Astronomers have known for more than a hundred years that the largest, hottest stars, the O-type stars, burn out in less than a million years. 10,000 human generations. Yes, a long time, but by the Universe’s timescale, not even a twitch of an eyelid. But the O-type star performs its duties as it should: guide human sailors in search of glory across the great oceans, and then turn itself inside out to seed other stars and future worlds, homes of future alien sailors. But what happens to the star that realizes it was never destined to be an O-type star, that it’s burped away too much mass in the interplanetary womb, and that it’s more of a G-type or K-type star? Its fate to join the billions of other stars, the great cosmic masses engaged in the great cosmic dance orbiting a great cosmic null…

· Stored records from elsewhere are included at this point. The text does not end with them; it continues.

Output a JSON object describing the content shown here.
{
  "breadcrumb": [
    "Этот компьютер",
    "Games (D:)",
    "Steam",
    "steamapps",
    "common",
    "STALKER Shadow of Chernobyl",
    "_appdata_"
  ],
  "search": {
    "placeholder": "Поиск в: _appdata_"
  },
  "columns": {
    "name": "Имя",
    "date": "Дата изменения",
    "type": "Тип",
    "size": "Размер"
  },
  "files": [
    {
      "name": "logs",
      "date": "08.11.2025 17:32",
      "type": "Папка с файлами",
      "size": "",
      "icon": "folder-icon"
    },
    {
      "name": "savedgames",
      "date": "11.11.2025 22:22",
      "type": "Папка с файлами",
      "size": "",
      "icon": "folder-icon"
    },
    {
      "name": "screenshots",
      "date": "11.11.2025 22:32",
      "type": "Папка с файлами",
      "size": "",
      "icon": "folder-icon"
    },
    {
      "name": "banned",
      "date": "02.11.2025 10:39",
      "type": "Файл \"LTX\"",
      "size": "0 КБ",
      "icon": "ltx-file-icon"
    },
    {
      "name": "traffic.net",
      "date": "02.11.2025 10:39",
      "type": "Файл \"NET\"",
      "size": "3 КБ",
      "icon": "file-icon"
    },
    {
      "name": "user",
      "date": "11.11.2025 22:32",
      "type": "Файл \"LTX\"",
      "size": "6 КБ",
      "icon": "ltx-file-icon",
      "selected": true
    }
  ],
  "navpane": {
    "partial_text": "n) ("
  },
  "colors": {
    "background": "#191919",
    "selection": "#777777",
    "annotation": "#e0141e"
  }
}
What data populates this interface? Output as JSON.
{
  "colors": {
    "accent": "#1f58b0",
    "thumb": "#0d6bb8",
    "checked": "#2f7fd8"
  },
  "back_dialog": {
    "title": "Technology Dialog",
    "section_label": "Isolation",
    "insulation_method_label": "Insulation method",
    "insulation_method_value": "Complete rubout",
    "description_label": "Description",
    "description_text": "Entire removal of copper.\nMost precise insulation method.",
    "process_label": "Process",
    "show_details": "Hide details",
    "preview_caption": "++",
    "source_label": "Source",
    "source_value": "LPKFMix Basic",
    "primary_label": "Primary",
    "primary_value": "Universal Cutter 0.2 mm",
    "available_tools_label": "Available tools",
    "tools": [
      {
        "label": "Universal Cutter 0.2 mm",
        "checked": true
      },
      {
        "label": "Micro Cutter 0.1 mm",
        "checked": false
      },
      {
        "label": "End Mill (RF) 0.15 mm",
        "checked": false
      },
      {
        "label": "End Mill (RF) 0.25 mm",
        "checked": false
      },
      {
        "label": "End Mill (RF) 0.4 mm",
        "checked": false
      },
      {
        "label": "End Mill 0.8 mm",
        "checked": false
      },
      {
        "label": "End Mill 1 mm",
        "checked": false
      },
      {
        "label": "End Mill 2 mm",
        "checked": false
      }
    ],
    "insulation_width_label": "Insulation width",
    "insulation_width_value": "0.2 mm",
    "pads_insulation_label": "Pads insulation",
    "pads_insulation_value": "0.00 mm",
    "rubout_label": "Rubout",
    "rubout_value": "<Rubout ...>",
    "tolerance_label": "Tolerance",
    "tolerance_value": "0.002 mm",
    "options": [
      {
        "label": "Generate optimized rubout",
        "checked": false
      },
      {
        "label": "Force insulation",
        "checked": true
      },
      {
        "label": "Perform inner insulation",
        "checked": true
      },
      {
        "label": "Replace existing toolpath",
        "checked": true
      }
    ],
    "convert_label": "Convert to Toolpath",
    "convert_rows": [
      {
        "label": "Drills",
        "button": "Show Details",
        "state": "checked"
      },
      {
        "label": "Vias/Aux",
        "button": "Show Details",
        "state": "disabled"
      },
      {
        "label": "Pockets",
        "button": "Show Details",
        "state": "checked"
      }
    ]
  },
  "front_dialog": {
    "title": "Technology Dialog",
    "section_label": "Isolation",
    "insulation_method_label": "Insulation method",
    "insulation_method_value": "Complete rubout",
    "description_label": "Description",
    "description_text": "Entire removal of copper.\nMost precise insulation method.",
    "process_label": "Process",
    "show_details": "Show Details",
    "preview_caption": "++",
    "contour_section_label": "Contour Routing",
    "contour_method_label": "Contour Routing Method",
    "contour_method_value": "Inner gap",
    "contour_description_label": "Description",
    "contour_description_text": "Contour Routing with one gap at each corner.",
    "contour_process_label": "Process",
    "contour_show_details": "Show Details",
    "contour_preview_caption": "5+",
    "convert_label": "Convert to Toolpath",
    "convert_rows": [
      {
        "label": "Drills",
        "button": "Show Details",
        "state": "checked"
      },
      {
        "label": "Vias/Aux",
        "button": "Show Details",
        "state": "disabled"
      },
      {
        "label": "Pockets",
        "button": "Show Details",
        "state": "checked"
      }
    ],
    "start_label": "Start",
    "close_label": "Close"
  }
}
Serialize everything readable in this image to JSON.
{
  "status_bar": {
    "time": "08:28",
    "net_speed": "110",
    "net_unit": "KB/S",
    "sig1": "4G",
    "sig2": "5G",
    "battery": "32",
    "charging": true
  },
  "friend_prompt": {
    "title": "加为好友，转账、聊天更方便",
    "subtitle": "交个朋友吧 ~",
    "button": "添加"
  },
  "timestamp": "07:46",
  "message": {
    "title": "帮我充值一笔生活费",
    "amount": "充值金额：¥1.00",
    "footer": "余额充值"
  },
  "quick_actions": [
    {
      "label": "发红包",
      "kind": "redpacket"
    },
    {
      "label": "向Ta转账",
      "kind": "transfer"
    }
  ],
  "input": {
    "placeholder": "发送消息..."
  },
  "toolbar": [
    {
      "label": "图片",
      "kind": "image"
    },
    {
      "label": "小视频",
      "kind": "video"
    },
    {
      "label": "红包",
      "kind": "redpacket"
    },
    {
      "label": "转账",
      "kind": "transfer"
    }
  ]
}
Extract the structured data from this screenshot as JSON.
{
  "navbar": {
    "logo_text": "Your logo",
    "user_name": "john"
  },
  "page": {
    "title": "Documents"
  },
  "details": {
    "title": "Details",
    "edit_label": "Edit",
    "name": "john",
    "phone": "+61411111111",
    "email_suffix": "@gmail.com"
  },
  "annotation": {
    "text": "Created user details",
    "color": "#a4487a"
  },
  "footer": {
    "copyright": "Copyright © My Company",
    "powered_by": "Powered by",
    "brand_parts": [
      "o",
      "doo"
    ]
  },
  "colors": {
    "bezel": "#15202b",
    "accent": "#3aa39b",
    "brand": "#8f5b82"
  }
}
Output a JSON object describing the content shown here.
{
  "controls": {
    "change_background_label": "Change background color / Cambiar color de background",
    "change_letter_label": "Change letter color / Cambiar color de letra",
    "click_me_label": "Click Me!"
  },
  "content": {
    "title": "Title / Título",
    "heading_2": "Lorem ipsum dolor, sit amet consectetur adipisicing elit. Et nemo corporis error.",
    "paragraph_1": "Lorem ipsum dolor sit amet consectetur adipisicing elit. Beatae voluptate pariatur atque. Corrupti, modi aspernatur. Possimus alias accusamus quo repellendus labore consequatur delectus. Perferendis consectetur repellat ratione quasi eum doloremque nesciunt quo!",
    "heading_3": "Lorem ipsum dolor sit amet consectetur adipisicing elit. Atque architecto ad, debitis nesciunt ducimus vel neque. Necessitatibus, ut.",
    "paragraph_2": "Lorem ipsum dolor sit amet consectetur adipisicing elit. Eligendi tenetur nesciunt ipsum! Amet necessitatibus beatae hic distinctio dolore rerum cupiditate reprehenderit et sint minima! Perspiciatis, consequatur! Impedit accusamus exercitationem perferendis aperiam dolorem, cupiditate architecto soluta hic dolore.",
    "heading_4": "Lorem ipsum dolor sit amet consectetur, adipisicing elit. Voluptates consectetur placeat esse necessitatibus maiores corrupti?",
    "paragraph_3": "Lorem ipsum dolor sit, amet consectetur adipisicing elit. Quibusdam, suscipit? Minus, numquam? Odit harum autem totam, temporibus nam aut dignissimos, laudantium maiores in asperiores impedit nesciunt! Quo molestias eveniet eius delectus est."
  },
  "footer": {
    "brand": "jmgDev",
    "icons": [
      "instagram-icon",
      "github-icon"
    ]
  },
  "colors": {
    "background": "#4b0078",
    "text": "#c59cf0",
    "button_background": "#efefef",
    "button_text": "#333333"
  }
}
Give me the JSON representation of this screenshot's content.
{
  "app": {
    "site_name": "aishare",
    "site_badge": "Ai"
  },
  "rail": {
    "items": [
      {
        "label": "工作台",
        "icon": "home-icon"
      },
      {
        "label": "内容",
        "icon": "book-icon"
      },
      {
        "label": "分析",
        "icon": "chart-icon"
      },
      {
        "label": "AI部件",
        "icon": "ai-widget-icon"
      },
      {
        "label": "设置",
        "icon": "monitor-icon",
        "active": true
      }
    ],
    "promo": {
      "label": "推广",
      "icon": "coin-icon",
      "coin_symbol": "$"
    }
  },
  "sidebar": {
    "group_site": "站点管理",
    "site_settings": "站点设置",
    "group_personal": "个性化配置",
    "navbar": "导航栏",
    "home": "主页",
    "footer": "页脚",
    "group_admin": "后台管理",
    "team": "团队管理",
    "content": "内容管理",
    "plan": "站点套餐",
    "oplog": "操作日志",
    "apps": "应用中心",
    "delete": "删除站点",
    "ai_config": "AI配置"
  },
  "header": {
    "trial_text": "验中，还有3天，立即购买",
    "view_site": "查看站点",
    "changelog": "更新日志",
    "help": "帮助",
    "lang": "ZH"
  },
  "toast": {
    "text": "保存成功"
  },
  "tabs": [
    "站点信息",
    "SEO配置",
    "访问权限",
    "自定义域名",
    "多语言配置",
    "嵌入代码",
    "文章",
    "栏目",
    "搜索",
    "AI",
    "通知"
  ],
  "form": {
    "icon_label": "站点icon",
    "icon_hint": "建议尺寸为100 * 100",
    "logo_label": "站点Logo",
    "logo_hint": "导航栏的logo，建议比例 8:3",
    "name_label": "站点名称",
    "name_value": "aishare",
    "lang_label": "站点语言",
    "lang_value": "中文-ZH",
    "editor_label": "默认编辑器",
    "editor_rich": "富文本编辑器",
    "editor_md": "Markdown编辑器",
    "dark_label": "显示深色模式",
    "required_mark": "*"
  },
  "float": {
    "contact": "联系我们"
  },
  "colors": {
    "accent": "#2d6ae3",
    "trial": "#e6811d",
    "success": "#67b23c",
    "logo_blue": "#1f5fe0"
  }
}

Achilles! Glory? Or long life?
What if Achilles had no choice?
Speechwriter #8, we would have never spotted you if we didn’t know you were going to be there in the first place. Now you’re some sort of diplomat or ambassador or emissary. (Hmph. A whole fiction created–putting you in a room with 300 other faceless heads–and then casually thrown away.) It’s a much quieter job. Not as much cachet when you’re on the scene in DC. So you moved to Baltimore, where no one cares about that sort of thing.
But here you are, in this one moment in time, baring witness to this new celestial body created in the crucible that was your failed ascension. Your brief occultation, already an astronomically-low-probability event, will go almost completely unknown. Time will march on. Then you will die. Eventually your children will die. Two human generations.
Then you will be forgotten.